Brajesh Mishra: Yes. And we don’t need to tom-tom about it and we don’t need to go public and say what we have done.

So we need to be strategic and silent?

Brajesh Mishra: No. But we need to be discreet about it.

Discreet but effective. And the reason why discussion is important is because you don’t want the Pakistanis to feel that they are pressured.

Brajesh Mishra: No, the reason is that I don’t want any force in Pakistan to say that the US was meddling in Pakistan or any other country is interfering. No. That is not my idea. My idea is to support the democratic forces there, which have already given a verdict. I don’t want to give a chance to the extremists in others that India is meddling in our affairs.

I understand. Let me take you to some comments that Asif Ali Zardari made in an interview. He said that India and Pakistan should no longer feel hostage to the UN resolutions on Kashmir. Instead they should set the Kashmir issue aside for later, for the wiser generation to handle and get on with building up their relationship. He may not be able to live up to all of that as a politician. But that apart, how important a statement was that?

Brajesh Mishra: It is a very important statement. What has been happening in the last four years? The two governments have been talking on Kashmir and at the same time, there have been other movements between the two countries. So, what Mr Zardari is saying is a continuation of the policies that have already been put in place there. It is important to remember this because one must not come to the conclusion that Mr Zardari is taking a position which is opposed to the position taken earlier by Musharraf. It is not a good thing to do.

Is it not right to interpret Asif Zardari as if he is taking a position in opposition to Musharraf's earlier positions? But nonetheless, the implication of what Zaradri said, not just the tone, but in content was that Kashmir is not a core issue, in the sense of being a stumbling block. It can be put aside. You can make advances elsewhere and then you can come back and sort out Kashmir with the benefit of advances in the relationship that have taken place.

Brajesh Mishra: Well of course, Mr Zardari has to decide whether it can be set aside or not. My view is that people of Pakistan are ready. They have been ready for some years to move forward the relationship between India and Pakistan.

In other words, Asif Zardari is only reflecting a popular mood?

Brajesh Mishra: In my view, yes.

He is the first politician courageous enough to reflect what is already the mood of his people?

Brajesh Mishra: In my opinion, Mr Nawaz Sharif was also working towards that end.

Asif Zardari said one other critical thing. He said the way to improve relationship through trade. When the two countries develop inter-dependence they will have a permanent stake in close relationship. Does that sound like a wise strategy?

Brajesh Mishra: I think it is part of a strategy. My view in context of what Zardari has said is that in a climate of improved relationship between India and Pakistan the problem of Kashmir will acquire another dimension than what is now.

But that is the right way to go down to?

Brajesh Mishra: In my view, yes.
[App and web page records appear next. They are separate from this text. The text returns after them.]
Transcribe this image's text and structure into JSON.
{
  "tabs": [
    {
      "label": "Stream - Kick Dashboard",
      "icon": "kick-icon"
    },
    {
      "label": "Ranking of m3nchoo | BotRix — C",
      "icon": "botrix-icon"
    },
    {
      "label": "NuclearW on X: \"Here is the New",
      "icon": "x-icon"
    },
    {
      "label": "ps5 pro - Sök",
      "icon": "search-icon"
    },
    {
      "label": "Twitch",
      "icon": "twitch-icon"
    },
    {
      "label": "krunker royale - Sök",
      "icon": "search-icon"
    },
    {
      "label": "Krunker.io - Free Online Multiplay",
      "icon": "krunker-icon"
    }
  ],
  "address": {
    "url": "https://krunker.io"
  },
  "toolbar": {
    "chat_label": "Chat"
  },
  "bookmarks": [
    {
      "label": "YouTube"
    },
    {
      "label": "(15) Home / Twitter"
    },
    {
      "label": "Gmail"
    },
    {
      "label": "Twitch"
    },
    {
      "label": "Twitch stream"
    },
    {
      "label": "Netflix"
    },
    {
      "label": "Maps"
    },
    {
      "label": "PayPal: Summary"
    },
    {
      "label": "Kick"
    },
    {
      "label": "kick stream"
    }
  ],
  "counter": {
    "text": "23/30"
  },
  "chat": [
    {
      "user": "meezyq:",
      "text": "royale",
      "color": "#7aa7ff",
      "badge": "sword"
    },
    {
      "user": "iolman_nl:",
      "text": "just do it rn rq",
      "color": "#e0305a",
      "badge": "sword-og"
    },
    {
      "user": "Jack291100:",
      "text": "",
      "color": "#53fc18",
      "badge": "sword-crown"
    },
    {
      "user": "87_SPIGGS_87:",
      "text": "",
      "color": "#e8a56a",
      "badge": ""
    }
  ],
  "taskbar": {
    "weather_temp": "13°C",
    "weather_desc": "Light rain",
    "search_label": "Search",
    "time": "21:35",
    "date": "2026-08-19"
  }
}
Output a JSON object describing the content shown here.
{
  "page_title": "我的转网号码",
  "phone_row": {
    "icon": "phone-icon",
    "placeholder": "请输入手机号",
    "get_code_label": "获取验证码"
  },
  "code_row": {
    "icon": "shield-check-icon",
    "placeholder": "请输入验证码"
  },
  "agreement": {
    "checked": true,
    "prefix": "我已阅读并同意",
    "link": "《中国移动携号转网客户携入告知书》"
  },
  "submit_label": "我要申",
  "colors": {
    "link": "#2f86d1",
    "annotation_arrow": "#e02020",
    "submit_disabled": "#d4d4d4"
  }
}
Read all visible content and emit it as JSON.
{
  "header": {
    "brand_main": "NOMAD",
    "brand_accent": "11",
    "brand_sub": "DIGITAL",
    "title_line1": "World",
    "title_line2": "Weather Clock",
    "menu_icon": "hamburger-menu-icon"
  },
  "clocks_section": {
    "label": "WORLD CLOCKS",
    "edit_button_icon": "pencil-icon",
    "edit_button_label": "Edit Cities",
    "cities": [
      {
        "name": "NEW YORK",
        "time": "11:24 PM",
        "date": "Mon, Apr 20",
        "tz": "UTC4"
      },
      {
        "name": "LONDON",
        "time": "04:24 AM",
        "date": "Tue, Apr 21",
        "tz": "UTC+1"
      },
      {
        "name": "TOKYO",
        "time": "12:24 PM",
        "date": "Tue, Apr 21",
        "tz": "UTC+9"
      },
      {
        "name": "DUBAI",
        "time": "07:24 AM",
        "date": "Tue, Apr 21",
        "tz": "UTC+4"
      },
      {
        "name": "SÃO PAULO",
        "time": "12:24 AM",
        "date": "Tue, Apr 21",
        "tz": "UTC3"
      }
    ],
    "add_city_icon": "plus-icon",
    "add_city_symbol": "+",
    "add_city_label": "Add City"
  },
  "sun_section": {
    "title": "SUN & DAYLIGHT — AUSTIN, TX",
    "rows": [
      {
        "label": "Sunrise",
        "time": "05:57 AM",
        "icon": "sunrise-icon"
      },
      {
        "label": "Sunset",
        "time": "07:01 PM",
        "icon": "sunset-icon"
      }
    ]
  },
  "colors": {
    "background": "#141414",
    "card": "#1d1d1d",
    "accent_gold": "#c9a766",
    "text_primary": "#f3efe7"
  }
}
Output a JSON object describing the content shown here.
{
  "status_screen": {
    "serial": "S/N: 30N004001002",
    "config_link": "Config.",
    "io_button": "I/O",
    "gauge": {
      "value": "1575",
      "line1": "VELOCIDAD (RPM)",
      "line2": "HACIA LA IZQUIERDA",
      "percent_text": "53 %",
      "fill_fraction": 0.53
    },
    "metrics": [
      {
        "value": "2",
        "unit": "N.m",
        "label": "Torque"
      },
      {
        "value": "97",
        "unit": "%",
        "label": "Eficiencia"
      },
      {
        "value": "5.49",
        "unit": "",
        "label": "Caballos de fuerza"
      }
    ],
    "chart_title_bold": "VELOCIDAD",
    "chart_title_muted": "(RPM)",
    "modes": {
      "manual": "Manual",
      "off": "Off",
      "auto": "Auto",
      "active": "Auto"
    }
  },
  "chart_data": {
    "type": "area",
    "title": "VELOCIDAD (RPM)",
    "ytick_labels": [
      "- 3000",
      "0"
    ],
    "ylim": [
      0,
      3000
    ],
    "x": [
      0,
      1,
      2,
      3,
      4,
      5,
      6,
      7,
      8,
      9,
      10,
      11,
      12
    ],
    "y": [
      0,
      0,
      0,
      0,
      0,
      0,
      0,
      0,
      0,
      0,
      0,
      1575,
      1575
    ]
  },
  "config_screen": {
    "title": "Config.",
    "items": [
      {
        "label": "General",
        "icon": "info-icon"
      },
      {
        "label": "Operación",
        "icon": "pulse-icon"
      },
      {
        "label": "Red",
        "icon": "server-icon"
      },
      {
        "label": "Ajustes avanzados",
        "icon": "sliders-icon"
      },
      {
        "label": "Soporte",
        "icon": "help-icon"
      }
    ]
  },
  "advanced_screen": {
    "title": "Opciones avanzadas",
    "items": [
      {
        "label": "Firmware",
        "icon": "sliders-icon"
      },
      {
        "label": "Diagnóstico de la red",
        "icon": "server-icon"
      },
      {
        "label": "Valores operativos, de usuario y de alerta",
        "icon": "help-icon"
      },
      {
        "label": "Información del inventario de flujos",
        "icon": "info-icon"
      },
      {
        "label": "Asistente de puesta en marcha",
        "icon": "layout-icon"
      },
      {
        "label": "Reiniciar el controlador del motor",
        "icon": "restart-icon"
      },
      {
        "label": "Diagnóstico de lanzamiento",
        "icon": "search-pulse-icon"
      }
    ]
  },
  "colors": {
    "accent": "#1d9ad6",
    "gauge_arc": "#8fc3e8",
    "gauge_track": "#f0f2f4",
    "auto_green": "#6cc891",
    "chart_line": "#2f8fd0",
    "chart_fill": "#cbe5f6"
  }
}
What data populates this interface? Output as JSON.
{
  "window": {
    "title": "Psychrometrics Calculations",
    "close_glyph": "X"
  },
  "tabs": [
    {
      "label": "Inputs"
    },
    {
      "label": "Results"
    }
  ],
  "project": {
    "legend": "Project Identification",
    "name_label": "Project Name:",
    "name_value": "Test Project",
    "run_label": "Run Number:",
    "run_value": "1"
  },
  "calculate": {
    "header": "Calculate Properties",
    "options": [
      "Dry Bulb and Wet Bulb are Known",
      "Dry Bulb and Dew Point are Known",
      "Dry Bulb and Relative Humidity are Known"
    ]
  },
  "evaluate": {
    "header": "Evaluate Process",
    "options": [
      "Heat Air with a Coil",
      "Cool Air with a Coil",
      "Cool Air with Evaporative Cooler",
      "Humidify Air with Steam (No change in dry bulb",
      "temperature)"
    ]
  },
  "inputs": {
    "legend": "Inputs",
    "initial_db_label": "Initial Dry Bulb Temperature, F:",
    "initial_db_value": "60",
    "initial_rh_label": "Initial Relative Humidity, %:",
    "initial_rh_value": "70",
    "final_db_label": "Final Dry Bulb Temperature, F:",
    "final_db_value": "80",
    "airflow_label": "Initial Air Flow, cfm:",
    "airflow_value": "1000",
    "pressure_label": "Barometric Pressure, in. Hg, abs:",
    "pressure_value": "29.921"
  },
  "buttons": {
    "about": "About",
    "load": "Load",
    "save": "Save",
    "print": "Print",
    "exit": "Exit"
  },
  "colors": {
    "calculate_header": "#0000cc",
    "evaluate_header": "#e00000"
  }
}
Build trade, build all variety of contacts and then come back and tackle Kashmir.

Brajesh Mishra: For example, Pakistani movies being shown here. Our movies—I believe there will be little more liberalization about Indian movies being shown in Pakistan. That kind of contact.

The builds the right atmosphere, then you can tackle Kashmir.

Brajesh Mishra: Quite right.

The views expressed above belong to the author(s). ORF research and analyses now available on Telegram! Click here to access our curated content — blogs, longforms and interviews.